Second we have Elfette Saves Christmas. As a single adult male without children, this one was a lot less charming and a lot more painful to sit through compared to Angela’s Christmas. It’s about a female elf on vacation who finds out Santa Claus is kidnapped in New York by the mob and she must go there to save Christmas. It’s pretty rough. Maybe families with young kids will enjoy it, but it lacks all the comedy and heart of something like Elf. Young kids are the only ones who might enjoy the colors and costumes, but I don’t think parents want to explain what the mafia is though. I have no idea who this is geared towards or who to recommend it to.
Third we have Down Home Christmas – 5 Movie Collection. Unlike Elfette, I know exactly who these movies are for, my sisters and mom. They all love the Hallmark type Christmas movies and watch them year after year so I know they’ve probably seen these. They feature names you expect in these types of flicks like Beverly Mitchell, Hilarie Burton, Jason London, Cheryl Ladd, Barry Bostwick, Randy Travis, Markie Post, Ed Asner, and Alan Thicke. The five films are: The Christmas Contract about a recently single woman going back home and worried about running into her ex who has a new girlfriend, Hometown Christmas about a woman returning home and wanting to resurrect the live Nativity scene her mother used to organize but she has to work with her high school sweetheart, Christmas in Mississippi about a photographer returning home to Mississippi where her town is resurrecting their festive light show and she must deal with an ex, Christmas on the Bayou about a divorced executive returning to her small hometown and rekindling an old flame, Wish Upon A Christmas about a woman going to her hometown to close a factory but the owner is her former high school sweetheart who thinks she’s there to save it. Yes all five movies are about returning home, running into former partners and Christmas magic/miracles. Clearly you know if these are for you or not.

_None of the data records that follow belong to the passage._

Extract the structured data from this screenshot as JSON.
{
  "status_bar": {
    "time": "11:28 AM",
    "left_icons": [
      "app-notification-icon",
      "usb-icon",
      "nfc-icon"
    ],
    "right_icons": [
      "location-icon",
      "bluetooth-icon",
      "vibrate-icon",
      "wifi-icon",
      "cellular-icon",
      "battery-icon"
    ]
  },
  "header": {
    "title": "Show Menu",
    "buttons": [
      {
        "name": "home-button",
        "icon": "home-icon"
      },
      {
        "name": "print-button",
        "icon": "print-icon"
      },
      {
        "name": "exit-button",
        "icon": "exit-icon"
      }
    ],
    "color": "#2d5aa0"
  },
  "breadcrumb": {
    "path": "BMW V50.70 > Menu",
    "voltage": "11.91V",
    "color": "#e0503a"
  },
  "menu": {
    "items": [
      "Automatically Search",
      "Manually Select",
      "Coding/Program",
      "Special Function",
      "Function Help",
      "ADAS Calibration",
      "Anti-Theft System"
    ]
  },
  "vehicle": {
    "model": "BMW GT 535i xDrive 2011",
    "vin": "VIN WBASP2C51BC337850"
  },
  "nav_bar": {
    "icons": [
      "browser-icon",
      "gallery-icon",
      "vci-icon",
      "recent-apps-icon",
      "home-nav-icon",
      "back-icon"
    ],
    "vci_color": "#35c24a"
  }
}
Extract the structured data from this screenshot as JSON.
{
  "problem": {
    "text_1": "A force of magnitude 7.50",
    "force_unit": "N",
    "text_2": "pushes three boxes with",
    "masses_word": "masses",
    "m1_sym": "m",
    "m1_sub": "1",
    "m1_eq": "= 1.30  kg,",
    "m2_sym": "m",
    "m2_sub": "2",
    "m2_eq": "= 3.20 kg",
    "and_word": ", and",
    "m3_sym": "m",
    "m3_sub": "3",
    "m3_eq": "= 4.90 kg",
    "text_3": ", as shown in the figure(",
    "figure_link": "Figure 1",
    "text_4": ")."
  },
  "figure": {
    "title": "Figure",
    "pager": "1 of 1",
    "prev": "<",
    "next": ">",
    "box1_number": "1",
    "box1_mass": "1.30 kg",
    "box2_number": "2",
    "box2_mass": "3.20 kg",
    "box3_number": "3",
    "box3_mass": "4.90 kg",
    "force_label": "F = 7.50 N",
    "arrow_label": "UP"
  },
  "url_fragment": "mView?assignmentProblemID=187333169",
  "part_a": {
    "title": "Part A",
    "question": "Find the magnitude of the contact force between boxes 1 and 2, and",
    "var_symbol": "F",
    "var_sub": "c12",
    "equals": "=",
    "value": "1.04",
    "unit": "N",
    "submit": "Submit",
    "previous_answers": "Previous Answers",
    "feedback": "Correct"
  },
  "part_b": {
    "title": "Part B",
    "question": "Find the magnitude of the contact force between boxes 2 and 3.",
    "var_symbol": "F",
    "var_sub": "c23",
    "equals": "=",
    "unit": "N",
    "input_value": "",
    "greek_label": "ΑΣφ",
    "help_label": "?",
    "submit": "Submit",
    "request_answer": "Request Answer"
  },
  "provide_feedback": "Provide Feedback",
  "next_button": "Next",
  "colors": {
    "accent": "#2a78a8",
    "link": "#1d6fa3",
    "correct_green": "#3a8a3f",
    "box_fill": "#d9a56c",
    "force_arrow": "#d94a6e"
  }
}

Last we have 47 Meters Down: Uncaged which came out last week but I got my copy late. It’s sort of a sequel to the 2017 surprise hit 47 Meters Down. I say sort of because if you saw that movie you know it really can’t have a sequel. That movie saw 2 women shark diving and their cage becoming loose and landing, you guessed it, 47 meters down. Well this doubles the action by having 4 women! They aren’t in a cage hence the uncaged part, but instead these 4 women find themselves in an underwater Mayan city. There are sharks there of course and all the tropes of shark/animal movies come about. Just like the first movie they worry about running out of air. No one knows they are there. They run into others working there and bodies start getting chomped. This one did seem to rely more heavily on CGI sharks and effects or maybe I’m not remembering the first one that well. The first one made solid money on its budget even though I thought it was lame and the ending was a cop out. This one turned a decent profit but wasn’t the hit the first one was. This has the better ending even if it’s a bit far-fetched. I didn’t love either movie and I’m thinking the franchise is dead in the water at this point, but I know some people who do enjoy them. The CGI sharks are as bad as you expect from CGI sharks and I don’t think I recognized anyone besides John Corbett in the film. If you liked the first one you might like this, but I just couldn’t get into it.